Under state law, Berkeley property owners can evict tenants to remove units from the rental housing market but must follow Berkeley’s Ellis Implementation Ordinance to do so. This establishes specific procedures under the state law for owners attempting to withdraw property from the rental market but will, however, take a bit of legal maneuvering. Owners are strongly urged to seek legal advice.
What about other buildings not subject to more restrictive local rules? The Tenant Protection Act of 2019 (AB 1482) applies
If a property falls outside a jurisdiction that has its own “just cause for eviction” regulations, statewide rent and eviction controls kick in. And these are much more simplified.

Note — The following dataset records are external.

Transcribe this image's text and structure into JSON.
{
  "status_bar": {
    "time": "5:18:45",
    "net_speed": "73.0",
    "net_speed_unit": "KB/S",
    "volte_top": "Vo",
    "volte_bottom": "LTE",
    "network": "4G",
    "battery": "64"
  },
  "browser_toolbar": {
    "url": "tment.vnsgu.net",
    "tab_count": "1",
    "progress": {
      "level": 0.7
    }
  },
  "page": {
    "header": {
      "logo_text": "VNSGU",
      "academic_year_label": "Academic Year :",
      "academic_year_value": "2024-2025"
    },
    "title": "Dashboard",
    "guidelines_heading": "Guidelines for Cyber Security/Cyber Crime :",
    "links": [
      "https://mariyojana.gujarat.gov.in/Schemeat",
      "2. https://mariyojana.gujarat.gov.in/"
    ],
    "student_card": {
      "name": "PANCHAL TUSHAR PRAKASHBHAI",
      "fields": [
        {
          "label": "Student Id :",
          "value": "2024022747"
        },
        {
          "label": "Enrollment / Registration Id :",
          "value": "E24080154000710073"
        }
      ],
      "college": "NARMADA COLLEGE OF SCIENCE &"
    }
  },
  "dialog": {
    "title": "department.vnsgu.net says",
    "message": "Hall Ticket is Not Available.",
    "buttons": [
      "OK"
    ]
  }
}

The landlord merely serves a regular 60-day notice terminating the tenancy. Owners need only provide a payment equal to one month’s rent, or a written waiver of the last month’s rent. It makes for easier bookkeeping to waive last month’s rent than it is to write out a check to the tenant.
We hasten to say that questions remain about how to go out of the rental business by way of AB 1482. This provision of the law was eclipsed by COVID-related eviction protections and so there is not much precedent to rely on.

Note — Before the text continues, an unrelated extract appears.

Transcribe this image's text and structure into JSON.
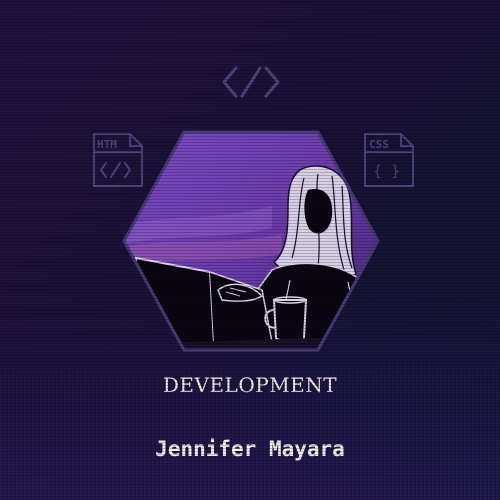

For example, for how long must the owner keep units off of the rental market? AB 1482 does not specify a time certain. Under the Ellis Act, rental units cannot be re-rented for five years. If landlords avail AB 1482 to go out of business and then prematurely re-rent the properties they purportedly just took off the market, this strikes as bad faith and can invite a costly lawsuit. Be careful with timelines.
Another gaping question: does the landlord have to withdraw all of the rental units, or can certain units be isolated for withdrawal?
Let’s use a hypothetical in, say, San Francisco and Berkeley. If there is a 15-unit building and the owner endeavors to remove rental units from the market, all 15 would have to be on the chopping block; the owner would not be allowed to “cherry pick.” But if the units are only covered by statewide eviction controls, it remains to be seen whether the landlord can be selective in their removal.
It seems to us, as well, that under AB 1482, there are objections tenants or their attorneys can raise, so don’t be surprised if this provision of withdrawing rental units is put to the test. Unlike other areas of law where there are years, if not decades of legal precedent, AB 1482 went into effect in 2020, so there are several kinks that must be ironed out in the courts.
ABOUT DANIEL BORNSTEIN
More than a practitioner in landlord-tenant law, Daniel Bornstein is the Broker of Record for Bay Property Group, a property management company that protects and optimizes the investments of landlords. He is also renowned for his educational seminars and is called upon as an expert witness in complex real estate litigation matters. To avoid or resolve friction within rental units and cauterize risk, Daniel is happy to dispense informed advice to owners, property managers, and other real estate professionals looking to survive and thrive in today’s challenging and litigious rental housing market. Call 415-409-7611 or email firstname.lastname@example.org.